(WORK TO BE COMPLETED):
Output every line of the data exactly as it appears.

Component data from apps and pages
□ □ □ □ □

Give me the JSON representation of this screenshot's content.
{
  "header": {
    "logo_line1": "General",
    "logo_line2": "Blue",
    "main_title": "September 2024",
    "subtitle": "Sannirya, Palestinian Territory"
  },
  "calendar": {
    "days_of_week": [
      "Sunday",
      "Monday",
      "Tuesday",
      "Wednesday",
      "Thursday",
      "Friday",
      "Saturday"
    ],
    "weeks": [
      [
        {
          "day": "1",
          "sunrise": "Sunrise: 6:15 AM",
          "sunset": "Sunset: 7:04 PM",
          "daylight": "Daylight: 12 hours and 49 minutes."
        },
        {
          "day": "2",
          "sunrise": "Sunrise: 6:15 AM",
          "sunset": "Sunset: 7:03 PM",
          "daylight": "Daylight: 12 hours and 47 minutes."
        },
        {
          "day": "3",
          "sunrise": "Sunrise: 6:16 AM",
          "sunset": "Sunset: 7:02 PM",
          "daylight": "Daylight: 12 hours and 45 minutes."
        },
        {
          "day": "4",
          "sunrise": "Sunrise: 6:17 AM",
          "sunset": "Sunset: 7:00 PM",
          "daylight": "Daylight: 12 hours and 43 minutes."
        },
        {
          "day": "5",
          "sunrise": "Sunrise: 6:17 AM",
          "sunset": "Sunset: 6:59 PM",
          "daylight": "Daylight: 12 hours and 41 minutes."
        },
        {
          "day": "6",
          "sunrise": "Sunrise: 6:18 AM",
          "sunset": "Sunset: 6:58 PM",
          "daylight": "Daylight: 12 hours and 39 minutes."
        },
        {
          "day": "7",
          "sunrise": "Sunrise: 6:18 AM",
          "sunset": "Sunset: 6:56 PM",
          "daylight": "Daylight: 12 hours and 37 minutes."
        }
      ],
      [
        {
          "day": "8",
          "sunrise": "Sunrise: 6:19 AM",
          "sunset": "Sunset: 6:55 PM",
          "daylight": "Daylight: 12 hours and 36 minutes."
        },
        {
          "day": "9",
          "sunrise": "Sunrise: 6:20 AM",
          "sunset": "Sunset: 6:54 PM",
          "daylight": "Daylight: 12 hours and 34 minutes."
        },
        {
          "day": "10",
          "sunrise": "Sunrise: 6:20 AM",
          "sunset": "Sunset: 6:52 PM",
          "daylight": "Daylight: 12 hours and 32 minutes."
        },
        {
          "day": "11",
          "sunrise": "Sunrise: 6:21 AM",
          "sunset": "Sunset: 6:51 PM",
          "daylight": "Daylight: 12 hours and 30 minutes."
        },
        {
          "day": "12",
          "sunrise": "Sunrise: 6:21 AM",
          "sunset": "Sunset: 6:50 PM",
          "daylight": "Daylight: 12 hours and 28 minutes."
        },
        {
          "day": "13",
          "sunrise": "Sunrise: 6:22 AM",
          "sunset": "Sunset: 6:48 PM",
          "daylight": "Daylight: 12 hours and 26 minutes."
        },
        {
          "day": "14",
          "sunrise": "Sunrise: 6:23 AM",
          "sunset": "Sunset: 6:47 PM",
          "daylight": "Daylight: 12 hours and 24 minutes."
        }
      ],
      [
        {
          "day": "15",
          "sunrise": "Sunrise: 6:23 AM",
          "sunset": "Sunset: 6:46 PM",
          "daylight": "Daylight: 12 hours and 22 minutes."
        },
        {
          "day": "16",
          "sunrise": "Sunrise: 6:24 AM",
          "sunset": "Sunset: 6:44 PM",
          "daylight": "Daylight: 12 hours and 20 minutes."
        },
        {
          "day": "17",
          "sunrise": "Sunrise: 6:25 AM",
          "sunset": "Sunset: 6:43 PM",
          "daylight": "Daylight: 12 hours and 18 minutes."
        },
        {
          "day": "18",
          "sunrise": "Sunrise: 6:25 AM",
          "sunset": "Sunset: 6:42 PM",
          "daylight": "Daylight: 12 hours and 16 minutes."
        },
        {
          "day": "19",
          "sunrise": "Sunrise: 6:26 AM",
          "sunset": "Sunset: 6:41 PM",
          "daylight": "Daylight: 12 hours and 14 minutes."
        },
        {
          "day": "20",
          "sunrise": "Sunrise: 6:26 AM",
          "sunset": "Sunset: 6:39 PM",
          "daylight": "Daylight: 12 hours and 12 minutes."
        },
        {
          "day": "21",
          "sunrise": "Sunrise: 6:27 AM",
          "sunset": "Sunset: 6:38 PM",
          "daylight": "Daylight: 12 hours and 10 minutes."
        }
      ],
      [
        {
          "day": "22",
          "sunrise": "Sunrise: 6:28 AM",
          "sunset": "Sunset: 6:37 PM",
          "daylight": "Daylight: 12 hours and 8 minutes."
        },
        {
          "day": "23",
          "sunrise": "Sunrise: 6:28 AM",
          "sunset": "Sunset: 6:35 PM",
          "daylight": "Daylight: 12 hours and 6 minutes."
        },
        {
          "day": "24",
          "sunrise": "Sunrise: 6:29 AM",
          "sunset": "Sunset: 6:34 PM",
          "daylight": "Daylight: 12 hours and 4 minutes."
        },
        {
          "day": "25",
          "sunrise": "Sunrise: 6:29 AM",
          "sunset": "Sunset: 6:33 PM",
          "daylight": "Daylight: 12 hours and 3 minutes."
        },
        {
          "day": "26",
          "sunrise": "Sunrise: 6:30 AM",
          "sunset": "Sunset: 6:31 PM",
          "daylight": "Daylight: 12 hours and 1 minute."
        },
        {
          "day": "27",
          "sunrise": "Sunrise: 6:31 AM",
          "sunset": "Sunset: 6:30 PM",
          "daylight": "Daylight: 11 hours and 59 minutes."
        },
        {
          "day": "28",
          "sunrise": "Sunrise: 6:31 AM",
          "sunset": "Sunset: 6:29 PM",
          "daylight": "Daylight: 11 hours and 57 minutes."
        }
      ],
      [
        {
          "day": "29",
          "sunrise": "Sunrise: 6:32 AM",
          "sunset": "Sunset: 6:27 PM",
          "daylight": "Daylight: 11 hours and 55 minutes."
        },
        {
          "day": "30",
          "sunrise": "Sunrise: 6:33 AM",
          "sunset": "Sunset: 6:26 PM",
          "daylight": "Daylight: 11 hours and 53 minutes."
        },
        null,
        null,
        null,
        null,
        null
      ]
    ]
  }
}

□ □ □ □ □

(EXERCISE RESULT):
Give me the JSON representation of this screenshot's content.
{
  "header": {
    "logo_line1": "General",
    "logo_line2": "Blue",
    "main_title": "September 2024",
    "subtitle": "Sannirya, Palestinian Territory"
  },
  "calendar": {
    "days_of_week": [
      "Sunday",
      "Monday",
      "Tuesday",
      "Wednesday",
      "Thursday",
      "Friday",
      "Saturday"
    ],
    "weeks": [
      [
        {
          "day": "1",
          "sunrise": "Sunrise: 6:15 AM",
          "sunset": "Sunset: 7:04 PM",
          "daylight": "Daylight: 12 hours and 49 minutes."
        },
        {
          "day": "2",
          "sunrise": "Sunrise: 6:15 AM",
          "sunset": "Sunset: 7:03 PM",
          "daylight": "Daylight: 12 hours and 47 minutes."
        },
        {
          "day": "3",
          "sunrise": "Sunrise: 6:16 AM",
          "sunset": "Sunset: 7:02 PM",
          "daylight": "Daylight: 12 hours and 45 minutes."
        },
        {
          "day": "4",
          "sunrise": "Sunrise: 6:17 AM",
          "sunset": "Sunset: 7:00 PM",
          "daylight": "Daylight: 12 hours and 43 minutes."
        },
        {
          "day": "5",
          "sunrise": "Sunrise: 6:17 AM",
          "sunset": "Sunset: 6:59 PM",
          "daylight": "Daylight: 12 hours and 41 minutes."
        },
        {
          "day": "6",
          "sunrise": "Sunrise: 6:18 AM",
          "sunset": "Sunset: 6:58 PM",
          "daylight": "Daylight: 12 hours and 39 minutes."
        },
        {
          "day": "7",
          "sunrise": "Sunrise: 6:18 AM",
          "sunset": "Sunset: 6:56 PM",
          "daylight": "Daylight: 12 hours and 37 minutes."
        }
      ],
      [
        {
          "day": "8",
          "sunrise": "Sunrise: 6:19 AM",
          "sunset": "Sunset: 6:55 PM",
          "daylight": "Daylight: 12 hours and 36 minutes."
        },
        {
          "day": "9",
          "sunrise": "Sunrise: 6:20 AM",
          "sunset": "Sunset: 6:54 PM",
          "daylight": "Daylight: 12 hours and 34 minutes."
        },
        {
          "day": "10",
          "sunrise": "Sunrise: 6:20 AM",
          "sunset": "Sunset: 6:52 PM",
          "daylight": "Daylight: 12 hours and 32 minutes."
        },
        {
          "day": "11",
          "sunrise": "Sunrise: 6:21 AM",
          "sunset": "Sunset: 6:51 PM",
          "daylight": "Daylight: 12 hours and 30 minutes."
        },
        {
          "day": "12",
          "sunrise": "Sunrise: 6:21 AM",
          "sunset": "Sunset: 6:50 PM",
          "daylight": "Daylight: 12 hours and 28 minutes."
        },
        {
          "day": "13",
          "sunrise": "Sunrise: 6:22 AM",
          "sunset": "Sunset: 6:48 PM",
          "daylight": "Daylight: 12 hours and 26 minutes."
        },
        {
          "day": "14",
          "sunrise": "Sunrise: 6:23 AM",
          "sunset": "Sunset: 6:47 PM",
          "daylight": "Daylight: 12 hours and 24 minutes."
        }
      ],
      [
        {
          "day": "15",
          "sunrise": "Sunrise: 6:23 AM",
          "sunset": "Sunset: 6:46 PM",
          "daylight": "Daylight: 12 hours and 22 minutes."
        },
        {
          "day": "16",
          "sunrise": "Sunrise: 6:24 AM",
          "sunset": "Sunset: 6:44 PM",
          "daylight": "Daylight: 12 hours and 20 minutes."
        },
        {
          "day": "17",
          "sunrise": "Sunrise: 6:25 AM",
          "sunset": "Sunset: 6:43 PM",
          "daylight": "Daylight: 12 hours and 18 minutes."
        },
        {
          "day": "18",
          "sunrise": "Sunrise: 6:25 AM",
          "sunset": "Sunset: 6:42 PM",
          "daylight": "Daylight: 12 hours and 16 minutes."
        },
        {
          "day": "19",
          "sunrise": "Sunrise: 6:26 AM",
          "sunset": "Sunset: 6:41 PM",
          "daylight": "Daylight: 12 hours and 14 minutes."
        },
        {
          "day": "20",
          "sunrise": "Sunrise: 6:26 AM",
          "sunset": "Sunset: 6:39 PM",
          "daylight": "Daylight: 12 hours and 12 minutes."
        },
        {
          "day": "21",
          "sunrise": "Sunrise: 6:27 AM",
          "sunset": "Sunset: 6:38 PM",
          "daylight": "Daylight: 12 hours and 10 minutes."
        }
      ],
      [
        {
          "day": "22",
          "sunrise": "Sunrise: 6:28 AM",
          "sunset": "Sunset: 6:37 PM",
          "daylight": "Daylight: 12 hours and 8 minutes."
        },
        {
          "day": "23",
          "sunrise": "Sunrise: 6:28 AM",
          "sunset": "Sunset: 6:35 PM",
          "daylight": "Daylight: 12 hours and 6 minutes."
        },
        {
          "day": "24",
          "sunrise": "Sunrise: 6:29 AM",
          "sunset": "Sunset: 6:34 PM",
          "daylight": "Daylight: 12 hours and 4 minutes."
        },
        {
          "day": "25",
          "sunrise": "Sunrise: 6:29 AM",
          "sunset": "Sunset: 6:33 PM",
          "daylight": "Daylight: 12 hours and 3 minutes."
        },
        {
          "day": "26",
          "sunrise": "Sunrise: 6:30 AM",
          "sunset": "Sunset: 6:31 PM",
          "daylight": "Daylight: 12 hours and 1 minute."
        },
        {
          "day": "27",
          "sunrise": "Sunrise: 6:31 AM",
          "sunset": "Sunset: 6:30 PM",
          "daylight": "Daylight: 11 hours and 59 minutes."
        },
        {
          "day": "28",
          "sunrise": "Sunrise: 6:31 AM",
          "sunset": "Sunset: 6:29 PM",
          "daylight": "Daylight: 11 hours and 57 minutes."
        }
      ],
      [
        {
          "day": "29",
          "sunrise": "Sunrise: 6:32 AM",
          "sunset": "Sunset: 6:27 PM",
          "daylight": "Daylight: 11 hours and 55 minutes."
        },
        {
          "day": "30",
          "sunrise": "Sunrise: 6:33 AM",
          "sunset": "Sunset: 6:26 PM",
          "daylight": "Daylight: 11 hours and 53 minutes."
        },
        null,
        null,
        null,
        null,
        null
      ]
    ]
  }
}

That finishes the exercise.